Will Downing – Black Pearls

July 17, 2016

This is one of my rare longer reviews…for good reason. After completely captivating followers as far back as the ’80s with his wonderful self-titled debut release and then fully ensuring that they would be followers throughout his career with many romance-filled subsequent releases, the iconic and world-renowned Prince of Sophisticated Soul vocalist Will Downing is back with a warm and highly honorable tribute to some of the greatest female R&B voices with his latest called Black Pearls (such a telling title). The album is chock full of the richness that was originally displayed by such artists as Phyllis Hyman, Chaka Khan, Deniece William, Randy Crawford, Cherrelle, and Jean Carne. Downing places his own majestic touch on these originals and, though they may be covers, you can easily feel him claiming them as his own while shouting gratitude to these ladies from the depths of his soul.

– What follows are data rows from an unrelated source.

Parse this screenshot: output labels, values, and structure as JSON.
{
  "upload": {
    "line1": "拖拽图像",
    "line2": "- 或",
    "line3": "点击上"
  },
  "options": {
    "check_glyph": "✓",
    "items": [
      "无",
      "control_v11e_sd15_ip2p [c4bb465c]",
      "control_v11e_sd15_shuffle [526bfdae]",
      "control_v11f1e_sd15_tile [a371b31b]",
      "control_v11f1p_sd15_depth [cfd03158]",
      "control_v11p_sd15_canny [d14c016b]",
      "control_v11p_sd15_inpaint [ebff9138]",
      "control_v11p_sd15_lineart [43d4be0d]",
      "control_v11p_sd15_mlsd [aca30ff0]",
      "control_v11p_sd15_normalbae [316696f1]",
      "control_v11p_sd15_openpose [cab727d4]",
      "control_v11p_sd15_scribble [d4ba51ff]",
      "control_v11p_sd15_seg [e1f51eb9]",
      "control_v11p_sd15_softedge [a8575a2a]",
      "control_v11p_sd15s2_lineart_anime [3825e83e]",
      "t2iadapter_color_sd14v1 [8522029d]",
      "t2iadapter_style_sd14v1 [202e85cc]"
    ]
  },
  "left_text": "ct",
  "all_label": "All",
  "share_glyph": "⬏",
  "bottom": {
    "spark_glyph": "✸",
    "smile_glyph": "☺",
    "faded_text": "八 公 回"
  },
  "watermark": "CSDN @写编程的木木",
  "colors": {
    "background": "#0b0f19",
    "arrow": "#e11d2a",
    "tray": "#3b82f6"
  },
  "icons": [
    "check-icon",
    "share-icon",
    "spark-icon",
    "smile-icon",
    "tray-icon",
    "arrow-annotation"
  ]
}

The sign of a truly determined and motivated man is when he can be stricken with a debilitating rare disorder, as was Downing in 2007, and come roaring back in full recovery with twice the strength and pick up right where he left off. In fact, while recovering, he willed himself to complete several recordings. The disease is called polymyositis and is a rare muscular and auto-immune disorder that leaves one fatigued and can rob one of his or her mobility, landing Downing in a wheelchair and the victim of severe weight loss. As he says, “Polymyositis changed my life in every way – both mentally and physically. Like many that men I know, I was afraid to go to the doctor. By the time I finally did, I ended up being hospitalized for three months.” He goes on to say “When you’re laying in bed, you have plenty of time to reflect on life. It taught me to slow down and enjoy it. I also learned that nothing is forever. As much as I love music, it’s not my everything. Music played a huge part in my recovery, but it’s not everything. The bond with family and real friends were strengthened. I always say it was the best and worst thing to ever happen to me.”

Displaying the heart of a warrior, Downing, now fully recovered, shows on this latest release, his humility, respect, and gratitude as he belts out these gems made famous by those women he so highly regards What an honorable gesture indeed.

Leading off with the 1988 Cherrelle hit “Everything I Miss At Home,” the crooner sets a satiny and gentle mood for romantics everywhere, clearly showing why he is regarded as The Prince of Sophisticated Soul.

He goes on to stroke such R&B classics as The Emotions’ “Don’t Ask My Neighbors,” Angela Winbush’s “Your Smile,” Brenda Russell’s “Get Here,” the Joe Sample-penned Randy Crawford smash “Street Life,” Deniece Williams’ “Black Butterfly,” Chaka Khan & Rufus’ “Everlasting Love,” and so many others. Each song drips with the Downing trademark sensuality and irresistible charm. A classic as covers go.

Any of Downing’s recordings is a sure bet when you want to set that sensual, deep blue romantic aura, but this one goes even deeper, speaking volumes about his affinity and respect for the female perspective in R&B. Yep, you need to get you some of this. Another Downing pearl. – Ronald Jackson